In the instant case, the IGG wrote to the Commissioner Land Registration on 18/8/2011 making a series of recommendations in effect asking the said Commissioner to invoke sections 91 of the land Act and cancel the Title of Ms. Hared Petroleum.

 

I looked at the said report of the IGG and the letter to the Commissioner for Land Registration.   The letter is concluded as recommendations, but in effect, the Commissioner for Land Registration is being asked to act on own motion under Section 91 of the Land Act.

 

The IGG no doubt derives his mandate from the Constitution.  The Commissioner for Land Registration also derives powers from the Constitution.

 

The IGG has accordingly no mandate to reverse the decisions of the Commissioner for Land Registration who derives authority from the Registration of Titles Act.

 

The IGG’s mandate stops at pronouncing him/herself on matters of who has an interest in land for example, who is a bona fide purchaser for value and on whether any fraudulent actions have been unearthed.

 

The consequences therefrom can then only be adjudicated and decided upon by the Courts of law.

 

The above position was upheld in LivercotImpex Ltd and UIA Vrs. Attorney General and Your Choice – Misc. Cause 173/2010.

 

Prerogative Orders were also discussed in the case of Jet Tumwebaze Vrs. Makerere University Council – Civil application 87/2005.    There in Certiorari was defined as an order to quash a decision which is ultra vires or vitiated by an error on the face of the record.

 

A declaration on the other hand is a pronouncement by Court after considering the evidence of an existing legal situation.

 

A declaration enables a party to discover what his/her legal position is about the matter the subject of declaration and thus open the way to the party concerned to resort to other remedies to give effect to the legal position.

 

Mandamus is an order issued to compel performance of a statutory duty by a public officer imposed on him/her by statute.

 

This application is partly based on the ground that the parties have settled out of Court.

 

To me this means the parties have decided to resolve their disagreements without necessarily removing the issue of whether the action of the IGG amounted to irrationality and irregularity.Following the authority of Jet Tumwebaze (supra), the declaration sought would not enable the parties discover their rights and hence persue the necessary remedies available.

 

The submission that the IGG was not duly constituted in my view is not supported by the pleadings but rather a submission/evidence from the bar.  There is nothing in the report, letter, application or otherwise that supports this position.  May be Court should have been asked to take judicial notice of the fact that at that time, the IGG office was not duly constituted.  The prayer that the IGG acted in excess of his authority and hence a declaration to that effect for not being duly constituted cannot stand.

 

However an Order of Certiorari to quash the directives of the IGG to the Commissioner Land Registration to cancel the Applicant’s Certificate of Title is in order and called for as it was issued in excess of the authority and mandate of the office of the IGG which has its own mandate that does not extend to other offices/institutions duly mandated under the Constitution and enabling laws.

 

To that extent the directives were ultra vires.

 

The order for prohibition can also not stand since having ordered Certiorari on grounds of ultra vires and therefore the report/directives quashed then there stands nothing to prohibit.

 

Finally, the order for an Injunction can no longer hold water since the actions supposed to be affected by the injunction have already been covered by the consent and hence the prayer is overtaken by events.

 

It is the decision of this court therefore that this application succeeds in respect of the prayers for the orders for Certirorari as the IGG’s report was ultra vires and erroneous.    The orders arising therefrom cannot be enforced and it is quashed together with the said Orders/directives.

 

Costs to the Applicants.

 

 

Godfrey Namundi

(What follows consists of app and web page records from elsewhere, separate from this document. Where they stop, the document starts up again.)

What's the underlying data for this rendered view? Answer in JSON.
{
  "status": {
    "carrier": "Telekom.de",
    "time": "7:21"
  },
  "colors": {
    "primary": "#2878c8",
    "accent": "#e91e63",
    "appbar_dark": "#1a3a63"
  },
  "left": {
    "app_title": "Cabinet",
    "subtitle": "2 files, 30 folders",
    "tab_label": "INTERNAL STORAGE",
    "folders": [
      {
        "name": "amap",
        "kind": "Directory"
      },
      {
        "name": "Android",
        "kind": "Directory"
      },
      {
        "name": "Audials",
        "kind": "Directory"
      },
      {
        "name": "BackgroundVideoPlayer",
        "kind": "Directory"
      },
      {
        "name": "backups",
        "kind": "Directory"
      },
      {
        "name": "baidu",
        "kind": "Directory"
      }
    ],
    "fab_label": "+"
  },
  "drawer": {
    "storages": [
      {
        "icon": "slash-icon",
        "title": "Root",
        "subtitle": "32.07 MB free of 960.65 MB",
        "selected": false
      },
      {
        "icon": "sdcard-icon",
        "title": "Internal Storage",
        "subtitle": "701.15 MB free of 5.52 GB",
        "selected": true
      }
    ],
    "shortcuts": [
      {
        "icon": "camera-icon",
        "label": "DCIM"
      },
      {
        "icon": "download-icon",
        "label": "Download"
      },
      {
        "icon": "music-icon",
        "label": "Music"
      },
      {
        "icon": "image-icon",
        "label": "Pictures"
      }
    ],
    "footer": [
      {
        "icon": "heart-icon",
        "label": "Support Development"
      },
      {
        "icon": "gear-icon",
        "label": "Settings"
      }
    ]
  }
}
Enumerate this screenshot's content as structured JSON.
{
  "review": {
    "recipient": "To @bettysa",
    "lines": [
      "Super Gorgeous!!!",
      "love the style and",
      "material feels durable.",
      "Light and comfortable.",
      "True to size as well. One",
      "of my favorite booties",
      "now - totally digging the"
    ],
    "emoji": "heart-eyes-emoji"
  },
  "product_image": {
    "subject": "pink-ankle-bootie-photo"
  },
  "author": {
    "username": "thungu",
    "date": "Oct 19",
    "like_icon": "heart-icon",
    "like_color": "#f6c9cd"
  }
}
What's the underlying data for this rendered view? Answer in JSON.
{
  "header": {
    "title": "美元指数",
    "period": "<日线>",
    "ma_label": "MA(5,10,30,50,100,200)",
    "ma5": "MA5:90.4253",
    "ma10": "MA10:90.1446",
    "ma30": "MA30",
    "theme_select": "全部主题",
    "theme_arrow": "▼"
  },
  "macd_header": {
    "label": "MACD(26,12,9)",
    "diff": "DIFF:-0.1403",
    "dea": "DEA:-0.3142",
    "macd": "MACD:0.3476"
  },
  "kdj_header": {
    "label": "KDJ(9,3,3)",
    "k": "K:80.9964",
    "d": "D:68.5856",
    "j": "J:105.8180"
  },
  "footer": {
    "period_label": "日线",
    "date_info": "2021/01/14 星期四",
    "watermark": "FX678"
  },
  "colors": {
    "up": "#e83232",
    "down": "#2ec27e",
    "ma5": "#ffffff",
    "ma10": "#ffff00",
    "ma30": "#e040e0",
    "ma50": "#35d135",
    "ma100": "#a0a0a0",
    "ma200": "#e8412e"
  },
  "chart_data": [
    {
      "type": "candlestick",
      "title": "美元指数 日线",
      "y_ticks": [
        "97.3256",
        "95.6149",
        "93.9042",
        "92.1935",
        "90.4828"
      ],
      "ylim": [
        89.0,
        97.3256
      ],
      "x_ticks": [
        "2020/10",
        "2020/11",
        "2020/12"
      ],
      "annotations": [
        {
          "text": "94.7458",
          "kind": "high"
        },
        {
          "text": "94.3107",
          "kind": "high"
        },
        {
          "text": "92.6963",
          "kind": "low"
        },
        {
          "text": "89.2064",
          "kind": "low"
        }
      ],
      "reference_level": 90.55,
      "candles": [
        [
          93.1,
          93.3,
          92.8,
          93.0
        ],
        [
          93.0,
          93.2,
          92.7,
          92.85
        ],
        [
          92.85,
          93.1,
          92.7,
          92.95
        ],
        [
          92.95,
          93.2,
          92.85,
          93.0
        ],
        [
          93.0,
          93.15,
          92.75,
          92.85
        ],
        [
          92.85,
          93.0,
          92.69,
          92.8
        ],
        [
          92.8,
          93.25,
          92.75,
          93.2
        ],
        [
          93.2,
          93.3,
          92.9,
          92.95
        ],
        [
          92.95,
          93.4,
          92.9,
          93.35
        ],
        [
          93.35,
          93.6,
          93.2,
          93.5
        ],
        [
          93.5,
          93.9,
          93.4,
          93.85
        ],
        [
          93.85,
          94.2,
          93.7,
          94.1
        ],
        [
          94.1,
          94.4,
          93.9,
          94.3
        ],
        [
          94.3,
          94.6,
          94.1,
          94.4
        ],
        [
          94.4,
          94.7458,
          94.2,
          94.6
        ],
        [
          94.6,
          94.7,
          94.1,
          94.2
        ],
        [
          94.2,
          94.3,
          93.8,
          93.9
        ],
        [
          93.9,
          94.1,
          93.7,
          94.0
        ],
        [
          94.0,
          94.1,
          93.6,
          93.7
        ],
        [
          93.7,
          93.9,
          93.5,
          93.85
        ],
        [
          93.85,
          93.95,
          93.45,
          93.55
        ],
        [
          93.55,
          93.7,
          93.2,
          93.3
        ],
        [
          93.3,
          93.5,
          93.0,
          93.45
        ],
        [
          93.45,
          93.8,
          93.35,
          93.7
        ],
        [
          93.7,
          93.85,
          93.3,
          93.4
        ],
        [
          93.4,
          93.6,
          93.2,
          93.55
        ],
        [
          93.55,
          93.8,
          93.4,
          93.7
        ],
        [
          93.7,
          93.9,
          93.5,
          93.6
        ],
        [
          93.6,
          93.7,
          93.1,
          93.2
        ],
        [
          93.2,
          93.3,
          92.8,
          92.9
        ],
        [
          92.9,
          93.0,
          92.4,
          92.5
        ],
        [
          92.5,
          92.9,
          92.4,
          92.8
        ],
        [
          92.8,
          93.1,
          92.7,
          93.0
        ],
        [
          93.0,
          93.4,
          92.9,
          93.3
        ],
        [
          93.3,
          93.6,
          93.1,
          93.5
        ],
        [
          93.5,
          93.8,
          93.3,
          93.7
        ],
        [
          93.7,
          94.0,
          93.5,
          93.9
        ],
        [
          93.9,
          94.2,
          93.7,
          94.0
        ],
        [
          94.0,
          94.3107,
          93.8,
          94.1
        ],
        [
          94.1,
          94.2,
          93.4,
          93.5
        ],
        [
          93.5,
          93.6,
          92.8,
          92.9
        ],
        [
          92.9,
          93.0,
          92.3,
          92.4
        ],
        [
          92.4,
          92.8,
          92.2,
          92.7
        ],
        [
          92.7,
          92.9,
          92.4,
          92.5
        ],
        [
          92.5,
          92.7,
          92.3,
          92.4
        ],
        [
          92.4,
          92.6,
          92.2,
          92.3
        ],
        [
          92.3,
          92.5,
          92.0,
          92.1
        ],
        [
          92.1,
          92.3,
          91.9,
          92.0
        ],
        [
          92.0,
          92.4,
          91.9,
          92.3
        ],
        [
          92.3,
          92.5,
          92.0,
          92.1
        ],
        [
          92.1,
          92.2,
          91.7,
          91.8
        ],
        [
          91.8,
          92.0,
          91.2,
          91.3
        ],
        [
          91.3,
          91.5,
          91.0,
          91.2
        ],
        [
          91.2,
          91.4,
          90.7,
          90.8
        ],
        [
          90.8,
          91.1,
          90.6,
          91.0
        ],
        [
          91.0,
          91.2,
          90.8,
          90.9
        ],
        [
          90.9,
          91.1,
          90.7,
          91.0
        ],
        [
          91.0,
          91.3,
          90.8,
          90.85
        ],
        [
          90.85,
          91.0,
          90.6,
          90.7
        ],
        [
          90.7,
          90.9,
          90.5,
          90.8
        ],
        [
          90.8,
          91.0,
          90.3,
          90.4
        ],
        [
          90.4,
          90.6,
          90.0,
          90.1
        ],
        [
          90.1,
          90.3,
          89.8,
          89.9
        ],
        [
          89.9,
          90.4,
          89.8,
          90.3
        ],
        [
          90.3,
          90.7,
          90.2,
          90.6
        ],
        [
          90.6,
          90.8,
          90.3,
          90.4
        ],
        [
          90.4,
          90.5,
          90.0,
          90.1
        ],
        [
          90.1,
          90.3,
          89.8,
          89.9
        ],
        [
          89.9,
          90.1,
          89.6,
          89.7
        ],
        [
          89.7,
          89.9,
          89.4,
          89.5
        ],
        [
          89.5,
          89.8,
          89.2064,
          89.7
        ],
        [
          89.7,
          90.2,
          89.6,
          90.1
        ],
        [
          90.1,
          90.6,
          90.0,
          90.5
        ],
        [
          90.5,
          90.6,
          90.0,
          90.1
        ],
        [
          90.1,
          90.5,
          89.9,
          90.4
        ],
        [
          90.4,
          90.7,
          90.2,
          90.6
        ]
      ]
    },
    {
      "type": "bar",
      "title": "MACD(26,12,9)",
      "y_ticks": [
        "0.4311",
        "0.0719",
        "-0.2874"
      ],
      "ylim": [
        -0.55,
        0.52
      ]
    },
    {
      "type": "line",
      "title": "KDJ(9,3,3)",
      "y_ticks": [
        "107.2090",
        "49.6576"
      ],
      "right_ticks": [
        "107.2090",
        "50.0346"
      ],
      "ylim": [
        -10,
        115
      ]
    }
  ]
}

Judge

28/02/2014

 

 

28/2/2014:

NabothMuhairwe for Applicant

Muhammed Amin – Director of Applicant present

Respondents absent

 

Court:                   Ruling read in open court.

 

 

Godfrey Namundi

Judge

28/02/2014